▶ [What this task involves]:
Please copy every line below that contains the string "face".
##### Dataset entries
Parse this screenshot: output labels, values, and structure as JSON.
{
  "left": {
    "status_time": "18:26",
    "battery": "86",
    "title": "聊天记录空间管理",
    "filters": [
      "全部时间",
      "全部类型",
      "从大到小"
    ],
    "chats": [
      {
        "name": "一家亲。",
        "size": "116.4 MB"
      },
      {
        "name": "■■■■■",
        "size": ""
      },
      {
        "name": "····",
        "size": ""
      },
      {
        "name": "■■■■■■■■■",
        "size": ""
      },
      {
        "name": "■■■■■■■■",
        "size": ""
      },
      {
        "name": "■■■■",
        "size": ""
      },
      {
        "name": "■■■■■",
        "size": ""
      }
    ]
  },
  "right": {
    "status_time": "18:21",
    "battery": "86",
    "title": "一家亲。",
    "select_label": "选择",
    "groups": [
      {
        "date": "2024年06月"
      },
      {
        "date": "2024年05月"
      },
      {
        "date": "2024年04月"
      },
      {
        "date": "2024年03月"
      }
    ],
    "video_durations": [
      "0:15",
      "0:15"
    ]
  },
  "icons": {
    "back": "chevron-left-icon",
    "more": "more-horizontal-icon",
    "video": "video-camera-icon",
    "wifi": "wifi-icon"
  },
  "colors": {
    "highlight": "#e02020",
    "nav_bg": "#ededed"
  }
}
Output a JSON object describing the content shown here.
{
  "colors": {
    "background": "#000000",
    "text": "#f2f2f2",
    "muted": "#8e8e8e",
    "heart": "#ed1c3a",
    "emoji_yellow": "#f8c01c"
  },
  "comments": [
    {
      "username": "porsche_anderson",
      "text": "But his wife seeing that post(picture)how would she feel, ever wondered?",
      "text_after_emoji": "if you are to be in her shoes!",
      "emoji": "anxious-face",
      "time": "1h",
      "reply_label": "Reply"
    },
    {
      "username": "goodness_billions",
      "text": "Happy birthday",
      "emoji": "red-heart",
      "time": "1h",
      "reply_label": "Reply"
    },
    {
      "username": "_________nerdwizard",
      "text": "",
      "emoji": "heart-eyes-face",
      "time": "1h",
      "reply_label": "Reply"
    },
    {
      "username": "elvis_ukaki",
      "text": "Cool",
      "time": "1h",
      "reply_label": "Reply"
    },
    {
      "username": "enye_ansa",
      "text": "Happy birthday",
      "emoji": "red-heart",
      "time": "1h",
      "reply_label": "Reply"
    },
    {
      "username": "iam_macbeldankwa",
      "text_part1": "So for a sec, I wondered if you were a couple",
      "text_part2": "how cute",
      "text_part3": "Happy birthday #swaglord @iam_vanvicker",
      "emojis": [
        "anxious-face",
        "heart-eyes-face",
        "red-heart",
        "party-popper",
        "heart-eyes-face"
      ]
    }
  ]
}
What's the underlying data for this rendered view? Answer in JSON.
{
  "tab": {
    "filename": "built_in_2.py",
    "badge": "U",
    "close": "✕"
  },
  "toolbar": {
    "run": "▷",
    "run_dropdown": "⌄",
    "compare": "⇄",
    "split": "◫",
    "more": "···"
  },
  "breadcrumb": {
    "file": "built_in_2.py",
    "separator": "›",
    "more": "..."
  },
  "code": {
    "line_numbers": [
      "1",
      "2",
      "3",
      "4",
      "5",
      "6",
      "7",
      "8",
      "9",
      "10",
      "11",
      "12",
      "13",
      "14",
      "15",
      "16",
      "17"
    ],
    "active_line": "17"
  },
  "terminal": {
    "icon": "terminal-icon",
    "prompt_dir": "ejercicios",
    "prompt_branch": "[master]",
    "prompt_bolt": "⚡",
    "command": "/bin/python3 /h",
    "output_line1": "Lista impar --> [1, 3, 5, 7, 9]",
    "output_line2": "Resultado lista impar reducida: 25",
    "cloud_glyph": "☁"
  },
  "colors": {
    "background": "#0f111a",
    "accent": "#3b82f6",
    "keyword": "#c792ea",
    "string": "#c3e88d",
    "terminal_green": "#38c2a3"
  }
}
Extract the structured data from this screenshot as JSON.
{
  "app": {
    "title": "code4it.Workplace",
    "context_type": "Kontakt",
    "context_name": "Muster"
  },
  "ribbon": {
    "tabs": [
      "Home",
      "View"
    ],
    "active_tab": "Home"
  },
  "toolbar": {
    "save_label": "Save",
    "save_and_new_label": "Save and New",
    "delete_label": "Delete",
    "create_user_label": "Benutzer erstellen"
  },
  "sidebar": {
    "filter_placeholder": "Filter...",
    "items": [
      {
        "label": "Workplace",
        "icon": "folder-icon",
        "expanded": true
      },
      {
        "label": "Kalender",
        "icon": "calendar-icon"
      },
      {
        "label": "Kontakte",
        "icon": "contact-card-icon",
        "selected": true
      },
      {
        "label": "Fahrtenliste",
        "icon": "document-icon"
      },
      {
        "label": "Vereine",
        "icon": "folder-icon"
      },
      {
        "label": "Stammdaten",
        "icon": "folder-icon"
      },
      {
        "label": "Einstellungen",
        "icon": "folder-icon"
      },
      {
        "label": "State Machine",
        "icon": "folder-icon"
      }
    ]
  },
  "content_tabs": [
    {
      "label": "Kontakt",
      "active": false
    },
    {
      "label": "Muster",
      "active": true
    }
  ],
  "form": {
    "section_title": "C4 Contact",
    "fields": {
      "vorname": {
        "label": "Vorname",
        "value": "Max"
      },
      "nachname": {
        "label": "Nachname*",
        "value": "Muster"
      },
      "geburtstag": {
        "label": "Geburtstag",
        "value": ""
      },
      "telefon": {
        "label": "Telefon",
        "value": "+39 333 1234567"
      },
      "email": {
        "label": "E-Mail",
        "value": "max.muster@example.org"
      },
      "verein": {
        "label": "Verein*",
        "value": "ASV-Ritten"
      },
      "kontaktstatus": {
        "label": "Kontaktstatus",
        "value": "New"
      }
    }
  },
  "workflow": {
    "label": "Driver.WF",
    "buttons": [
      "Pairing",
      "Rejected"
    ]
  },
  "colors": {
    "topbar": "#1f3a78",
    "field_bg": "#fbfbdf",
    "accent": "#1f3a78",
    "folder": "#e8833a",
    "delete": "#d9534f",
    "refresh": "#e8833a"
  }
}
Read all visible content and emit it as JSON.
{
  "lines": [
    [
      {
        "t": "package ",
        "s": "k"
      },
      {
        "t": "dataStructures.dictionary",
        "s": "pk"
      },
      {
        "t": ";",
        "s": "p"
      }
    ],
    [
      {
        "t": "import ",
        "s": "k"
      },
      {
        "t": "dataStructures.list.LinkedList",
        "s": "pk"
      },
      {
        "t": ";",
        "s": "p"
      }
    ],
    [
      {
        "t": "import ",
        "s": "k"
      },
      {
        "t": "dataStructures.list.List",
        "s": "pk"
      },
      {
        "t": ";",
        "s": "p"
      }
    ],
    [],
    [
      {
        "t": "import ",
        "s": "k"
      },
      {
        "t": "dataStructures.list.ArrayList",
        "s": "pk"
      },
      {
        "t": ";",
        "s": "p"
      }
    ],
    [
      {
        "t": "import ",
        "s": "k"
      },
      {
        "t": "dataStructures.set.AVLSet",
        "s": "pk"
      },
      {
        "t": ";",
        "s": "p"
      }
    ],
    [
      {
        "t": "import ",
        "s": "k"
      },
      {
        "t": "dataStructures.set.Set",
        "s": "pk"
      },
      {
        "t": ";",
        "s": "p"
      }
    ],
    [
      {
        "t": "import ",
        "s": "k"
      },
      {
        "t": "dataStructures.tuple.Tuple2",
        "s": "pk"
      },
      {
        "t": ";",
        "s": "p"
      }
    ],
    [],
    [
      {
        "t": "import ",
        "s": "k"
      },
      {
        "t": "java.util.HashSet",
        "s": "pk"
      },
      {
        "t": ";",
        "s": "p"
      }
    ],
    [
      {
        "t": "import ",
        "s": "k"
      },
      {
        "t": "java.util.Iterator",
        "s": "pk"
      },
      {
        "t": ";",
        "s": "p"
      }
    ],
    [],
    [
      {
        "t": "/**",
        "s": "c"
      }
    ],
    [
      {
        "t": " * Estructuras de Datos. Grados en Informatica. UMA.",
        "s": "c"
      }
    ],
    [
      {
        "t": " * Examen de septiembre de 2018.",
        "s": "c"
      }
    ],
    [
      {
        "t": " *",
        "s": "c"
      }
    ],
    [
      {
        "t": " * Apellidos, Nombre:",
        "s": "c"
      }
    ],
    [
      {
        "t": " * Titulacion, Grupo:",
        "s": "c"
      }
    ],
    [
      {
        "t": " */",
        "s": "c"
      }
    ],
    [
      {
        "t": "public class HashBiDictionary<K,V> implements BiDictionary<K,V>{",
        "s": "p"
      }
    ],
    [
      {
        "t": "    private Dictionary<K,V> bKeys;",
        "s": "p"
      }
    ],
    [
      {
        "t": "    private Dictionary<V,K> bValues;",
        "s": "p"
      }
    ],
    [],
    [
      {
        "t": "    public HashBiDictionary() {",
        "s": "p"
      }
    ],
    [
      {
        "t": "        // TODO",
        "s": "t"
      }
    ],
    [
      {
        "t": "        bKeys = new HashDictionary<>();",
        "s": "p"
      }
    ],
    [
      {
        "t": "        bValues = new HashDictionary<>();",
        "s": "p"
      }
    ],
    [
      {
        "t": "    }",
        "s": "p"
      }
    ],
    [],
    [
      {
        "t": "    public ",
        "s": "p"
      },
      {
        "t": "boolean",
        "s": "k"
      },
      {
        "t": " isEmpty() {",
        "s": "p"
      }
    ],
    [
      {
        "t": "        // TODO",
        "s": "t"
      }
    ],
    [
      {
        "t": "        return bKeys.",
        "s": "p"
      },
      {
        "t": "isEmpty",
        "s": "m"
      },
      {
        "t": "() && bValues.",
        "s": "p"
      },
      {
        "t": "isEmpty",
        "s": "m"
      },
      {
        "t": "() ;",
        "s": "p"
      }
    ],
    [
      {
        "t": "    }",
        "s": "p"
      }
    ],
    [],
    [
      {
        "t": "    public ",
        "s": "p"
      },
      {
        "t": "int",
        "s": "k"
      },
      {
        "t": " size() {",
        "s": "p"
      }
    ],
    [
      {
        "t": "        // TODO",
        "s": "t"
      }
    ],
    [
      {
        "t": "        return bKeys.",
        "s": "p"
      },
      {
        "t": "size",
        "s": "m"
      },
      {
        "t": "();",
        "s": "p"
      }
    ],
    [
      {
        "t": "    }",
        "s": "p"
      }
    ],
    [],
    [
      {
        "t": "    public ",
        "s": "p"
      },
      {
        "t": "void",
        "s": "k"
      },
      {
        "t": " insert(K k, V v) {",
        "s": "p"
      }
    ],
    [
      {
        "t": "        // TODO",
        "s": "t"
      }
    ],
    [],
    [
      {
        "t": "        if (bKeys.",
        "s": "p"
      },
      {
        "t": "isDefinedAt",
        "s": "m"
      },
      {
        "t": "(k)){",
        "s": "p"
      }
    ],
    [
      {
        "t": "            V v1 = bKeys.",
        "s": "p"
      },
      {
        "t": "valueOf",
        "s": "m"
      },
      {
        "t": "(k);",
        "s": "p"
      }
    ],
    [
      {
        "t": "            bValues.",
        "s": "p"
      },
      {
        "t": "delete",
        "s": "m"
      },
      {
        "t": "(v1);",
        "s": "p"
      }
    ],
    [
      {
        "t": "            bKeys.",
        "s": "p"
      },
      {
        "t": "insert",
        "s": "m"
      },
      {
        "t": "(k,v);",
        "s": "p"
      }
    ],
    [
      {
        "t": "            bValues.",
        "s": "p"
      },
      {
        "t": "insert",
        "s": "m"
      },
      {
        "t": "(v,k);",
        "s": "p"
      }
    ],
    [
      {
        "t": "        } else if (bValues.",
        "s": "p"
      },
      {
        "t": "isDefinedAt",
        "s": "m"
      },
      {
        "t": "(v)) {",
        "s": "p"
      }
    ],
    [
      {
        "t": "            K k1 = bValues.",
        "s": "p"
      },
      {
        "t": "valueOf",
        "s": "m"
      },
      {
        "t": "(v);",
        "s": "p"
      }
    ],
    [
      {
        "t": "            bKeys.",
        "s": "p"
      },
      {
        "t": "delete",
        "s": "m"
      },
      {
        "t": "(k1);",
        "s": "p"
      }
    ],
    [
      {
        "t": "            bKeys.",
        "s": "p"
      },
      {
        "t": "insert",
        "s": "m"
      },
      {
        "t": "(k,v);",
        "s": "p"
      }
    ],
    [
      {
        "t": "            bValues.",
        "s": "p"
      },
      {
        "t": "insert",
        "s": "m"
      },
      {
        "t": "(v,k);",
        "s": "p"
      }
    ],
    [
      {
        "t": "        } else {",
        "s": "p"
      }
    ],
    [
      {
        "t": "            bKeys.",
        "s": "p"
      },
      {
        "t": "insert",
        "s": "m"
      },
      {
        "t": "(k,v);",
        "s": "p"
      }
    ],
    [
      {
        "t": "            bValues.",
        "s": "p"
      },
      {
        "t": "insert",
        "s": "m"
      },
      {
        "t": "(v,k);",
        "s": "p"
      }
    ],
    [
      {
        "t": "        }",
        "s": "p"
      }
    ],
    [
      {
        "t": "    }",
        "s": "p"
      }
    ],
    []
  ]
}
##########
▶ [Exercise result]:
      "emoji": "anxious-face",
      "emoji": "heart-eyes-face",
        "anxious-face",
        "heart-eyes-face",
        "heart-eyes-face"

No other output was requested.